How does the excise tax on excess compensation affect deferred compensation?
The statute sets up a general rule that amounts included in remuneration are those included in Form W-2 income. However, it also states that “remuneration shall be treated as paid when there is no substantial risk of forfeiture.” This presents an immediate conflict, inasmuch as although amounts defer 457(f) plans are subject to income tax when there is no substantial risk of forfeiture, they do not become subject to wage withholding (and thus includible in Form W-2 income) until actually paid. Technical Advice Memorandum 199903032 (October 2, 1998).
Moreover, to the extent deferred compensation included in remuneration when it becomes vested, that means that all amounts deferred (perhaps over many years or decades) will be included in remuneration while the individual is still receiving normal annual compensation from the employer. For example, supposed that A has put aside $15,000 a year for 30 years, and the amount is to be paid when A reaches age 65 if A is still employed at that point. At this point, the value of the deferred compensation would be about $850,000. If A has regular salary of $500,000 in that year, the $850,000 in deferred compensation plus the $500,000 in salary would together trigger the excise tax. Yet there is no way to defer inclusion of the $850,000 in remuneration until after the executive stops having other salary, because it can be deferred only so long as it is not vested (i.e., is contingent on future services).
For an executive with substantial 457(f) deferrals, consideration may be given to delaying vesting by requiring the executive to continue performing services (e.g., as a consultant) after termination of employment. To avoid having the entire 457(f) subject to the cap in one year, vesting might be spread out over a period of years as a consultant. However, for this to be effective, the amount of services to be performed as a consultant must be substantial relative to the payment.
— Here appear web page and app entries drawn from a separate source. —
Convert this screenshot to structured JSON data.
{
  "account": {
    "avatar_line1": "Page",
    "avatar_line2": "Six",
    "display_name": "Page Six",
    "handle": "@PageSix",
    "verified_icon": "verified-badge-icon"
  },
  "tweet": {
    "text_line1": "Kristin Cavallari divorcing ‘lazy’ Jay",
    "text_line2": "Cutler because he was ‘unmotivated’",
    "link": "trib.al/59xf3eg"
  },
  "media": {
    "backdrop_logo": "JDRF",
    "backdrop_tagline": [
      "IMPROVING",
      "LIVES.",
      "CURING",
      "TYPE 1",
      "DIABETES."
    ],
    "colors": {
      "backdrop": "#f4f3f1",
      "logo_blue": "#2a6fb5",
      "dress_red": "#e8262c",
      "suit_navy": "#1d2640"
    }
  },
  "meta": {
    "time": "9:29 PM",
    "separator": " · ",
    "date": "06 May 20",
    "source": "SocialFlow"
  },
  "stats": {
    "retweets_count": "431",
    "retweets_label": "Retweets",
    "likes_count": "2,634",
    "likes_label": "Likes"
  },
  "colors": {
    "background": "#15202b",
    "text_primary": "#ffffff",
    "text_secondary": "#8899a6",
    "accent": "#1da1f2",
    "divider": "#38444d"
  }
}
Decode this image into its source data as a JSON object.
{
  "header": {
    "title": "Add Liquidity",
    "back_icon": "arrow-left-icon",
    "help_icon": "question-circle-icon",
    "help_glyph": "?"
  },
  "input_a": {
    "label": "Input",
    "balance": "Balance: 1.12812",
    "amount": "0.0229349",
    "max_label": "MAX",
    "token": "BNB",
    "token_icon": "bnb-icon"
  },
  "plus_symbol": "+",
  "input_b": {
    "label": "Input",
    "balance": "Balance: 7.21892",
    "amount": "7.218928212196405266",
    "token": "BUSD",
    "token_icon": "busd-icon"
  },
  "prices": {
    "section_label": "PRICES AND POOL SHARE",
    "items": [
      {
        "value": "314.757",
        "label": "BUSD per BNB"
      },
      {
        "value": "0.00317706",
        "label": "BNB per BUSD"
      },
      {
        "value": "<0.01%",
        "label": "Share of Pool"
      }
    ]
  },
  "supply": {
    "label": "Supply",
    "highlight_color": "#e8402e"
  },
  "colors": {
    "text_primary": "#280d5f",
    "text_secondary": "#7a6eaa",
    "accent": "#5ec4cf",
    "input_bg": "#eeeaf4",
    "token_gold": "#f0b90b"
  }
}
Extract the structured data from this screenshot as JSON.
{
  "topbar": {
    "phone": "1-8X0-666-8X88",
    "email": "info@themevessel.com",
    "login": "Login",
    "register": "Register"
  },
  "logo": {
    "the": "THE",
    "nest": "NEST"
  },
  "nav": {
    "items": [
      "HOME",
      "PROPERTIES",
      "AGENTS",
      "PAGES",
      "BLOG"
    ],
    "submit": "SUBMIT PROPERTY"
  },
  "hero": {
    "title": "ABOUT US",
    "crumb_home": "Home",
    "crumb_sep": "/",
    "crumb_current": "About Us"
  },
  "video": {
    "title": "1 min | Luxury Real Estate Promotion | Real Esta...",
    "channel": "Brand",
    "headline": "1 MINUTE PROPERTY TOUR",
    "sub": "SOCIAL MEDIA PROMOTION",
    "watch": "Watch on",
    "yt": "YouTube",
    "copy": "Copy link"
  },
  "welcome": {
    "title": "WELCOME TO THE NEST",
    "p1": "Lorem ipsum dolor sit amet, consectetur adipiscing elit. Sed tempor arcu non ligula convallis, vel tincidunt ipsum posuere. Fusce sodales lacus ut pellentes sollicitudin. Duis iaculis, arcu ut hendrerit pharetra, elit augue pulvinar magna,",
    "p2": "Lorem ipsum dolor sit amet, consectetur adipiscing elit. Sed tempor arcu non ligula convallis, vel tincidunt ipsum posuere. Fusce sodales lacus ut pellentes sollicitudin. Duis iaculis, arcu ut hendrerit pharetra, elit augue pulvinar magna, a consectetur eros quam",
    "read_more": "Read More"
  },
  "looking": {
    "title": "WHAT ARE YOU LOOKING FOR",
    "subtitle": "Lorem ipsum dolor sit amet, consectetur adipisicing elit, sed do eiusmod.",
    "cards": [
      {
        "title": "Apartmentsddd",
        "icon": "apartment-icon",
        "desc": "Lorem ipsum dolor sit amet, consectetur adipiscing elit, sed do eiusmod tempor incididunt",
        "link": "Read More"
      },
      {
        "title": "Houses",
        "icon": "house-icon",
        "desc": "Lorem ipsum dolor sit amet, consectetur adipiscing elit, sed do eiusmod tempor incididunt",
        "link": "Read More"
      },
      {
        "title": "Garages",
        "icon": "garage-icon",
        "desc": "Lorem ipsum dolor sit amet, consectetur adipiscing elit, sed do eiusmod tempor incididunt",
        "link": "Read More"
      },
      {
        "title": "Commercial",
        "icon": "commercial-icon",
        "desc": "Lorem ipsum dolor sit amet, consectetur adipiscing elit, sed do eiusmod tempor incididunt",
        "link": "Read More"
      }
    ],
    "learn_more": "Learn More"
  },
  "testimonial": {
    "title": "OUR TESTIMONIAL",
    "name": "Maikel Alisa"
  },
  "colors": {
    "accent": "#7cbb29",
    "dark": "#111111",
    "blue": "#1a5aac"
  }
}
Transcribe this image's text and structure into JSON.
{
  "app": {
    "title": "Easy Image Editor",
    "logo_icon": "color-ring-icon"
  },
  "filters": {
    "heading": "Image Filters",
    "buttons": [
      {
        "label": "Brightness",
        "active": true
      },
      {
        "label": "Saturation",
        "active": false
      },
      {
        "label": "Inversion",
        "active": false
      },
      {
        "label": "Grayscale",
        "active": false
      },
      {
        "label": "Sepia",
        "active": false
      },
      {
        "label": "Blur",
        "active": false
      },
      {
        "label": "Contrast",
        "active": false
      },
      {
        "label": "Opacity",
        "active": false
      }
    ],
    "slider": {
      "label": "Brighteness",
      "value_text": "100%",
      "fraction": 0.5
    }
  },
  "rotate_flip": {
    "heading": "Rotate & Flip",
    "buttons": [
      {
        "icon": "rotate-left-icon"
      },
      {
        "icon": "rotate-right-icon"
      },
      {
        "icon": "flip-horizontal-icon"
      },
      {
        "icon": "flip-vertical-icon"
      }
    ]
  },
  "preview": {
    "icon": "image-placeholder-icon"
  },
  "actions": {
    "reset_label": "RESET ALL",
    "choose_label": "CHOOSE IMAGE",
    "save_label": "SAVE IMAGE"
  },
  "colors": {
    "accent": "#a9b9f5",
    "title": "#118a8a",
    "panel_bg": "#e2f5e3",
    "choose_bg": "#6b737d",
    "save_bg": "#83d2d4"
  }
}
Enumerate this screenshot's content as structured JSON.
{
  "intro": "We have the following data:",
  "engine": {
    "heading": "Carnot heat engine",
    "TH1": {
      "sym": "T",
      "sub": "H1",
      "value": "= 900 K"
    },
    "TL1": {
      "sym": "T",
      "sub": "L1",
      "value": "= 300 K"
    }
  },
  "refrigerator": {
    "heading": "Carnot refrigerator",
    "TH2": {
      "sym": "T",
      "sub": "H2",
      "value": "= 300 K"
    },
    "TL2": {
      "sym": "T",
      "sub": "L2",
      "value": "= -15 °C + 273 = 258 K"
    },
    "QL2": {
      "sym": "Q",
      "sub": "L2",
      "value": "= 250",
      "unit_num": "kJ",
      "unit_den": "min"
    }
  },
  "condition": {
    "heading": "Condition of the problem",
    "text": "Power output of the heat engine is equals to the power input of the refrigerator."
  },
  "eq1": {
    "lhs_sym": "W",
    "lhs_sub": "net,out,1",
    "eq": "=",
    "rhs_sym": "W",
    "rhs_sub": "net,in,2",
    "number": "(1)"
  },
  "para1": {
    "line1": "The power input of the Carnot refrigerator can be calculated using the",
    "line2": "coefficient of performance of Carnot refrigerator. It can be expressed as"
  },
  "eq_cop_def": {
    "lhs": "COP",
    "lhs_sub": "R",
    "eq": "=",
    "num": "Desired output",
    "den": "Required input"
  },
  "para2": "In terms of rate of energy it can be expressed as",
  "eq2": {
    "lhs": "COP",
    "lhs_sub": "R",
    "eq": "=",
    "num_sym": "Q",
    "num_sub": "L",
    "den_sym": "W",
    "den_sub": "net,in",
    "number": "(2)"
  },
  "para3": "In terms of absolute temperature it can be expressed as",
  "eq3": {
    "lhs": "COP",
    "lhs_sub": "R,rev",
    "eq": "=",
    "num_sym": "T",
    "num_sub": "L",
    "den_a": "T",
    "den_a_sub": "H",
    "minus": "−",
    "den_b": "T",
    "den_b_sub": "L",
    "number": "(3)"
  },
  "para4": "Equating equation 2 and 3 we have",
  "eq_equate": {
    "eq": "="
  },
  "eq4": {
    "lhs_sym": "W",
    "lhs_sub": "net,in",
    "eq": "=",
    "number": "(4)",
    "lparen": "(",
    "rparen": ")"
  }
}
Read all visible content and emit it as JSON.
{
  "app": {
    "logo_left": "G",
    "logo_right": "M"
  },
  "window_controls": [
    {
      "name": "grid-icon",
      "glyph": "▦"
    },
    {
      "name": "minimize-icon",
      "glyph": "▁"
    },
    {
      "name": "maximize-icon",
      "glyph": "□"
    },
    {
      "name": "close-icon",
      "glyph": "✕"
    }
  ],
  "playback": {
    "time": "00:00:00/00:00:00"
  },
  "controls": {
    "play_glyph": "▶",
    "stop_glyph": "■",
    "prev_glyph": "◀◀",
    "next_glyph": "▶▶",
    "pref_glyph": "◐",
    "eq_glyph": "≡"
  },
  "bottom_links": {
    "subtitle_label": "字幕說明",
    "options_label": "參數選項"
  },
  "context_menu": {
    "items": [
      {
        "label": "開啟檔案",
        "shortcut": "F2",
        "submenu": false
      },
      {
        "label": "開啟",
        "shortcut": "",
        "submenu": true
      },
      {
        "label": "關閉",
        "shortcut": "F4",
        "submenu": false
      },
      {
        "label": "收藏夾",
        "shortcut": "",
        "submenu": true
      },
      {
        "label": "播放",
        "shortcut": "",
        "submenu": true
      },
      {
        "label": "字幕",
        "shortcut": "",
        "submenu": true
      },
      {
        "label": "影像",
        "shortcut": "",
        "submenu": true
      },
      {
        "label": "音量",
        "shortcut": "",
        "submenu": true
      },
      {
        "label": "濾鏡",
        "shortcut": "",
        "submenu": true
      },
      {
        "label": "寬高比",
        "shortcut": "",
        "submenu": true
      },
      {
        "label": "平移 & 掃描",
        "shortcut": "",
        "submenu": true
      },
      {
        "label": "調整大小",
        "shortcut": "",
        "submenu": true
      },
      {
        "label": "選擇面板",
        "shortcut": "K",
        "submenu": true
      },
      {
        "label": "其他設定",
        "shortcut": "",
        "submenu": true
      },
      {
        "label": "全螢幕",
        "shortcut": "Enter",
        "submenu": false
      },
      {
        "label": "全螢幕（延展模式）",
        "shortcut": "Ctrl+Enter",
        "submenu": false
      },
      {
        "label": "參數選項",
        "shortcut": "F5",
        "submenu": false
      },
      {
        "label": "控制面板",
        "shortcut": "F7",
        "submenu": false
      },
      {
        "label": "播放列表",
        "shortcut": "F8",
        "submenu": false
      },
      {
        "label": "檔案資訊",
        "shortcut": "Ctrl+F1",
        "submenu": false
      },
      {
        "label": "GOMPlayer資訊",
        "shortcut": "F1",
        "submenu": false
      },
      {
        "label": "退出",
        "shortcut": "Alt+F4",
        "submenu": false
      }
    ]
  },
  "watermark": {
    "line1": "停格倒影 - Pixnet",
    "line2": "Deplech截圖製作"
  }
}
At the same time, the compensation as a consultant must not be so high that it, together with the amount taken into account under the 457(f) plan, gives rise to the excise tax.
How does the excise tax on excess compensation affect vacations, bonuses, and other amounts not included in section 457(f)?
Both income taxation under section 457(f) and inclusion in remuneration for purposes of the excise tax on excess compensation generally occur when an amount becomes vested. However, there are a number of exceptions to income taxation upon vesting under 457(f):
- Any 457(b) plan.
- Any bona fide vacation leave, sick leave, compensatory time, severance pay, disability pay, or death benefit plan.
- Any plan (such as a bonus plan) in which amounts are paid within 2½ months after the end of the year in which they become vested.
- Any plan paying solely length of service awards to bona fide volunteers (or their beneficiaries) on account of qualified services performed by such volunteers.
It is clear that not all of these exceptions apply for purposes of the excise tax. For example, section 457(b) plans of private nonprofits are part of remuneration. “Excess parachute payments” are excluded from remuneration for purposes of the excise tax on excess compensation, but other severance payments are included. In instances in which the taxation of an amount is deferred beyond vesting for income tax purposes, it is unclear how the excise tax on excess remuneration will be applied. For example,
- Section 457(b) plans of nongovernmental employers are included in remuneration. Are they counted when vested, or when distributed?
- Are accrued vacation and the like included in remuneration when they become vested, not when actually paid?
How does the excise tax on excess compensation affect fringe benefits?
Any taxable fringe benefits an executive receives are included in remuneration for purposes of the excise taxes. For example, if an executive is provided with a company car, the taxable income to the executive for use of that car will be considered remuneration.
The tax bill creates new issues for nonprofits and governmental instrumentalities in structuring their compensation packages. Many long-time practices must be reevaluated in light of the change in law.